Go through the entries below. Copy each line in which "gchar" appears.

Extracted data below:

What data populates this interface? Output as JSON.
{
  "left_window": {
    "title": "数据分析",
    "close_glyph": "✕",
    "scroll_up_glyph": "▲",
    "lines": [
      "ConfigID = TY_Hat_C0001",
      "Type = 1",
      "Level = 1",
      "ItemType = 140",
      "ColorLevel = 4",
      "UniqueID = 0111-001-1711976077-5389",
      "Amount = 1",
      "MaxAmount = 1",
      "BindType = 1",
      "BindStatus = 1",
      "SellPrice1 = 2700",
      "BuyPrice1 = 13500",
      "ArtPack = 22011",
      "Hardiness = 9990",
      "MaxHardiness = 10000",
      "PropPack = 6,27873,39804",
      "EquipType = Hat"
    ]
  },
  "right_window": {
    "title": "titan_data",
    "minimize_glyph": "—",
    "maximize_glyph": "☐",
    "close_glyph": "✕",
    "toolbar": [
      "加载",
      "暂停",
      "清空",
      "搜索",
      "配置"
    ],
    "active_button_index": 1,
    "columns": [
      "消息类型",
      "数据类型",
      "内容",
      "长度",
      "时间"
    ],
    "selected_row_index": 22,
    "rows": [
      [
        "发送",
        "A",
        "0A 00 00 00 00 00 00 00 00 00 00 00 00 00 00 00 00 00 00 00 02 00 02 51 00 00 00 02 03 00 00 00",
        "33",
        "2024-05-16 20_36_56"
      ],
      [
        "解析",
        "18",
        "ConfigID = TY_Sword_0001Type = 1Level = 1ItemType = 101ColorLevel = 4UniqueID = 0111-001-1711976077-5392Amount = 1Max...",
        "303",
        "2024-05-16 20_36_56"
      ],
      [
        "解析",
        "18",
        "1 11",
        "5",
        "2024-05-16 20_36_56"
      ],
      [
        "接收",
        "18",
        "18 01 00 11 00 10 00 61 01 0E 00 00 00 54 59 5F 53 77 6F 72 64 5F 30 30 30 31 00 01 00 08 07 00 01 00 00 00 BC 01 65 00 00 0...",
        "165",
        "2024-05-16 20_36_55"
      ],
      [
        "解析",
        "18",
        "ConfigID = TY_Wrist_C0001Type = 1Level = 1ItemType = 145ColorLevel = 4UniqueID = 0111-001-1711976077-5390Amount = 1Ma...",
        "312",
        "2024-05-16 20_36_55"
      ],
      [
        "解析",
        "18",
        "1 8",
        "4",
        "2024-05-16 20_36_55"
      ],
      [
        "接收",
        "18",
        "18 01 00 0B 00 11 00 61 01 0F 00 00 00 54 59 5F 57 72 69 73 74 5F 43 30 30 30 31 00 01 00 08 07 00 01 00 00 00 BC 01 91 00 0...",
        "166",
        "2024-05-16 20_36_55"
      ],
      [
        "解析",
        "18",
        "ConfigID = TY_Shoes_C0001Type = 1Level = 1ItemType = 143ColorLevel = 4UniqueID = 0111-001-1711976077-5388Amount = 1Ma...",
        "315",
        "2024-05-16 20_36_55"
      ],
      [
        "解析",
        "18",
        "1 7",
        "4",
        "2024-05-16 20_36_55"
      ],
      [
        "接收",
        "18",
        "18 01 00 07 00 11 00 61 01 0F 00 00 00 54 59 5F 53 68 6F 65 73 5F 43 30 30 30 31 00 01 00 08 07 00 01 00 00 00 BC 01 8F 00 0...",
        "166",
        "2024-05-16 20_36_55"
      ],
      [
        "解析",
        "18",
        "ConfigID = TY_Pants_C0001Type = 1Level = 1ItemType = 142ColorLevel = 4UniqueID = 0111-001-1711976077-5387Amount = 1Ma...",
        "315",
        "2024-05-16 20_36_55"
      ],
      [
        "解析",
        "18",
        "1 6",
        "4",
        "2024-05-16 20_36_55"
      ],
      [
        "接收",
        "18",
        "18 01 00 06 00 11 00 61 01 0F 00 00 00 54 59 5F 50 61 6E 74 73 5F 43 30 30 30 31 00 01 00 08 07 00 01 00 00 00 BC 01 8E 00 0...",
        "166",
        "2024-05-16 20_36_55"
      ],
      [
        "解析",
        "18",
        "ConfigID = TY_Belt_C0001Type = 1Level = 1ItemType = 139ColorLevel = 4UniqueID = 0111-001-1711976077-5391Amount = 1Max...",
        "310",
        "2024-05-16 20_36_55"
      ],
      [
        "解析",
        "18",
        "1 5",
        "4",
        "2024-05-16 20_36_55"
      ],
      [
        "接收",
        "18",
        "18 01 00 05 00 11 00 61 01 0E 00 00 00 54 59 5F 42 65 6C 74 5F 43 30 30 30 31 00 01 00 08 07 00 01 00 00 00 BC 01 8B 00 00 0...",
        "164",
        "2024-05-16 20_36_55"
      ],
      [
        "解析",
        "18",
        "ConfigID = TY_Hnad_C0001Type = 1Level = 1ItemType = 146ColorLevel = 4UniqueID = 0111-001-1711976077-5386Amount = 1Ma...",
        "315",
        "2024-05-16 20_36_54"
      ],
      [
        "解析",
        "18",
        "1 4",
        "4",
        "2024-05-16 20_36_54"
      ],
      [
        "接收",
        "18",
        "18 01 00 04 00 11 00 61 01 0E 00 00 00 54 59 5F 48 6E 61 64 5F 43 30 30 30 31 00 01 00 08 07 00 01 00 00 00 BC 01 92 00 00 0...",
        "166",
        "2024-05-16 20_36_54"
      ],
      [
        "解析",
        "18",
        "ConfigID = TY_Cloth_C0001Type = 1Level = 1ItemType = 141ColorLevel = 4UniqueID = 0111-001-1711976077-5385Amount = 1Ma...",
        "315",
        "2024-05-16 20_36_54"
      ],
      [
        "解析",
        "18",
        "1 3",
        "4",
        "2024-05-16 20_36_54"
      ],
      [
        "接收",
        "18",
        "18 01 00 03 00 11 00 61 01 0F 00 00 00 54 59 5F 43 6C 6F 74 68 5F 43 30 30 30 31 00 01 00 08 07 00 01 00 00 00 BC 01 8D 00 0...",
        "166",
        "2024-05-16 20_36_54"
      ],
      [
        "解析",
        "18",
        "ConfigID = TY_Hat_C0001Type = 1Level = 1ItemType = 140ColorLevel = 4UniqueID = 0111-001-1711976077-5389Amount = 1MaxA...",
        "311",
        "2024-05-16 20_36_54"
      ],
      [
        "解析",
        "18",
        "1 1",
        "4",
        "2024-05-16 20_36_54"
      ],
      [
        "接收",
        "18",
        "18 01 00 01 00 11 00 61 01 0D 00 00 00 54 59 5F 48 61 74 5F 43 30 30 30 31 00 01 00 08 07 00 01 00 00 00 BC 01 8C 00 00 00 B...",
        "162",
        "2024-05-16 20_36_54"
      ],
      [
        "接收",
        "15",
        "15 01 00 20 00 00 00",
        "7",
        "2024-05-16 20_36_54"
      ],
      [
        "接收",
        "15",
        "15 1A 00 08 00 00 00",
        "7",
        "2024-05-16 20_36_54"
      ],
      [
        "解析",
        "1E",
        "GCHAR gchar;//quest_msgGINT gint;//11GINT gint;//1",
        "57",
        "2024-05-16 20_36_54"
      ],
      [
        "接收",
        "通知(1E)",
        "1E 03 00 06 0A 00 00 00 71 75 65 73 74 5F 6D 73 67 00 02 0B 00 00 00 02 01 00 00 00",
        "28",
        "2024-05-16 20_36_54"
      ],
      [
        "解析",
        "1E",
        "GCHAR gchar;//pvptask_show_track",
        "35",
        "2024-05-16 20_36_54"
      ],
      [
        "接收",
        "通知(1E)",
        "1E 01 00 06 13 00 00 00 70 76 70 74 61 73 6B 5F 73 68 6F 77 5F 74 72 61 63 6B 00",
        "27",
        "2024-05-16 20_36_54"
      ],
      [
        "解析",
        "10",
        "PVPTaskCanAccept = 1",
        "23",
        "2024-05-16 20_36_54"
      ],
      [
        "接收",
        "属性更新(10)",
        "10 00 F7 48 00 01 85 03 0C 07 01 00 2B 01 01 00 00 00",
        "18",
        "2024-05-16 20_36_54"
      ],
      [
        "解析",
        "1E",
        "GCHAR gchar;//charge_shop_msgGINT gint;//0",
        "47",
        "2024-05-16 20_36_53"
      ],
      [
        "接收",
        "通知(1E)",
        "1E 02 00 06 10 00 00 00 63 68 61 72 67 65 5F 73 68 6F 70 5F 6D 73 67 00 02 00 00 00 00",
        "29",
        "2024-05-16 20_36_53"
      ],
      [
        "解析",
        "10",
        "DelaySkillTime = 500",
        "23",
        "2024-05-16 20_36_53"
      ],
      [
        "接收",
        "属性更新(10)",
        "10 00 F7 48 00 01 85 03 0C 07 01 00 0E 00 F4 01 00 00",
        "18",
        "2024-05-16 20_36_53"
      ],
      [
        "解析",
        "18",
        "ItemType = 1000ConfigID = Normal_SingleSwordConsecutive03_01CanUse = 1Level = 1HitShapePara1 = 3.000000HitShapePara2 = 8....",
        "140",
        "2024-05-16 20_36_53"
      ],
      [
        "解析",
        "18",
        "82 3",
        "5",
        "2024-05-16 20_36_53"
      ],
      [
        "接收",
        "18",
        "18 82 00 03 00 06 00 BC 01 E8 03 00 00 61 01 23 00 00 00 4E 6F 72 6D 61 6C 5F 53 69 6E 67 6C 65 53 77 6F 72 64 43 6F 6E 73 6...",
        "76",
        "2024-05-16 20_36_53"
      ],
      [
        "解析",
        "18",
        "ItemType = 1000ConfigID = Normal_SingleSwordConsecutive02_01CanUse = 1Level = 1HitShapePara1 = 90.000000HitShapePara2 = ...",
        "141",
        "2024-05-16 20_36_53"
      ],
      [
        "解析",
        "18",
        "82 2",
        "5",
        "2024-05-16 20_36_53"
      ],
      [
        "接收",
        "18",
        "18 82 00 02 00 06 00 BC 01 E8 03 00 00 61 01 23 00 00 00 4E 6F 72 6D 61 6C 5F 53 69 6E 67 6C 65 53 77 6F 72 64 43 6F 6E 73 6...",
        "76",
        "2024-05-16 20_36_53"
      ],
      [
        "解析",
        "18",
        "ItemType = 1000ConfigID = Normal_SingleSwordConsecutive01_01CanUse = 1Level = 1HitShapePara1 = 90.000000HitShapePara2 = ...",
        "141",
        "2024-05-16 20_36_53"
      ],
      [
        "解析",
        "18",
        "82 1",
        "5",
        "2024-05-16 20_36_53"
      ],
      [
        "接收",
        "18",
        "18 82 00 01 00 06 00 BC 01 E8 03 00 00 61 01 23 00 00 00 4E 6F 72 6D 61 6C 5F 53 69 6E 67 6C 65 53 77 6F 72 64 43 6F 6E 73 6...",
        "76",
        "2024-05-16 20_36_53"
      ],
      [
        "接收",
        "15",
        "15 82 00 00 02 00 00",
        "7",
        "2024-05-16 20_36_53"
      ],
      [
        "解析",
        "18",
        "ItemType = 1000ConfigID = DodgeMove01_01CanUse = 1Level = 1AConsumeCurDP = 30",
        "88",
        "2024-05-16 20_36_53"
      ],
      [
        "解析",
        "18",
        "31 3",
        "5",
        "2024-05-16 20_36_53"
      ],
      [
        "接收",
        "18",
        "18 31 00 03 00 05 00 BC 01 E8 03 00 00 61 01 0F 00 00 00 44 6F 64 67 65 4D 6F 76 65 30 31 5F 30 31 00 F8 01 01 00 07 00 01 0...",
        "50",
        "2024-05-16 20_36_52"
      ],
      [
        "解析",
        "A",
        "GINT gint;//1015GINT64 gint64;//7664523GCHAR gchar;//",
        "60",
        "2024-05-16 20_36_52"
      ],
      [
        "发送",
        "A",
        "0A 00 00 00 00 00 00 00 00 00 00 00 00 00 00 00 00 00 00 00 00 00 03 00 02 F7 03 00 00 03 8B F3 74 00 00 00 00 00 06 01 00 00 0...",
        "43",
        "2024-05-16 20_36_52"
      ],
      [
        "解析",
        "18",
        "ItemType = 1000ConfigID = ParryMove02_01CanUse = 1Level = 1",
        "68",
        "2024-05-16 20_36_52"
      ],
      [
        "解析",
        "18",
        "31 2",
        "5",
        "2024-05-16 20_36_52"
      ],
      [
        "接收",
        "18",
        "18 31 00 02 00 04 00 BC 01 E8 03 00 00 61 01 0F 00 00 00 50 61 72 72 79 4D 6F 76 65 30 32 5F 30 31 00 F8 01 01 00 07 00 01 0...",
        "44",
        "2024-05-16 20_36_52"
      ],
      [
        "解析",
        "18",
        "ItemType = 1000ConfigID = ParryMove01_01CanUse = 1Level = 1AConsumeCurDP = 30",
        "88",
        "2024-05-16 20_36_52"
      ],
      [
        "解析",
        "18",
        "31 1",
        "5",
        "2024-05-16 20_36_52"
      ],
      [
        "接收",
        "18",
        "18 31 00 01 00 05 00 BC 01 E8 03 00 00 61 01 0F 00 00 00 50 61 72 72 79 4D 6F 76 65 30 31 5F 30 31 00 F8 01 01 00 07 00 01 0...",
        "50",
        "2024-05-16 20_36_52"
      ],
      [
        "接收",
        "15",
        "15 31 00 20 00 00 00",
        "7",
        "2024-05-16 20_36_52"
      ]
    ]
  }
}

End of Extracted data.

◆ Task result:
        "GCHAR gchar;//quest_msgGINT gint;//11GINT gint;//1",
        "GCHAR gchar;//pvptask_show_track",
        "GCHAR gchar;//charge_shop_msgGINT gint;//0",
        "GINT gint;//1015GINT64 gint64;//7664523GCHAR gchar;//",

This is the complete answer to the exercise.